SOURCE INFORMATION:

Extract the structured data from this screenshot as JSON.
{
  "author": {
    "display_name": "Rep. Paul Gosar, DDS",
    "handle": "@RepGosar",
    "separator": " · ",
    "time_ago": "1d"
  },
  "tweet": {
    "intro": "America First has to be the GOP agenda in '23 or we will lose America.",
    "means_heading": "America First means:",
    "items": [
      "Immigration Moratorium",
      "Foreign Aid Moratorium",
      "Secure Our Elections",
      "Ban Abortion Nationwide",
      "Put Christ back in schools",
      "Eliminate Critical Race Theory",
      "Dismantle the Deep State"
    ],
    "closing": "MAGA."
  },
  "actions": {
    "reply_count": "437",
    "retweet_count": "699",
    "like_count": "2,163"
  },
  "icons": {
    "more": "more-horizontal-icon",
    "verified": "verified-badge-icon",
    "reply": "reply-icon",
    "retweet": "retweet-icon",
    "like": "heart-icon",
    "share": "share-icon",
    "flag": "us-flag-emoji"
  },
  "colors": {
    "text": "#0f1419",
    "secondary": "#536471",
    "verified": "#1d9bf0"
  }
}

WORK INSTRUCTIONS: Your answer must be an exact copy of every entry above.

SOLVED PROBLEM:
Extract the structured data from this screenshot as JSON.
{
  "author": {
    "display_name": "Rep. Paul Gosar, DDS",
    "handle": "@RepGosar",
    "separator": " · ",
    "time_ago": "1d"
  },
  "tweet": {
    "intro": "America First has to be the GOP agenda in '23 or we will lose America.",
    "means_heading": "America First means:",
    "items": [
      "Immigration Moratorium",
      "Foreign Aid Moratorium",
      "Secure Our Elections",
      "Ban Abortion Nationwide",
      "Put Christ back in schools",
      "Eliminate Critical Race Theory",
      "Dismantle the Deep State"
    ],
    "closing": "MAGA."
  },
  "actions": {
    "reply_count": "437",
    "retweet_count": "699",
    "like_count": "2,163"
  },
  "icons": {
    "more": "more-horizontal-icon",
    "verified": "verified-badge-icon",
    "reply": "reply-icon",
    "retweet": "retweet-icon",
    "like": "heart-icon",
    "share": "share-icon",
    "flag": "us-flag-emoji"
  },
  "colors": {
    "text": "#0f1419",
    "secondary": "#536471",
    "verified": "#1d9bf0"
  }
}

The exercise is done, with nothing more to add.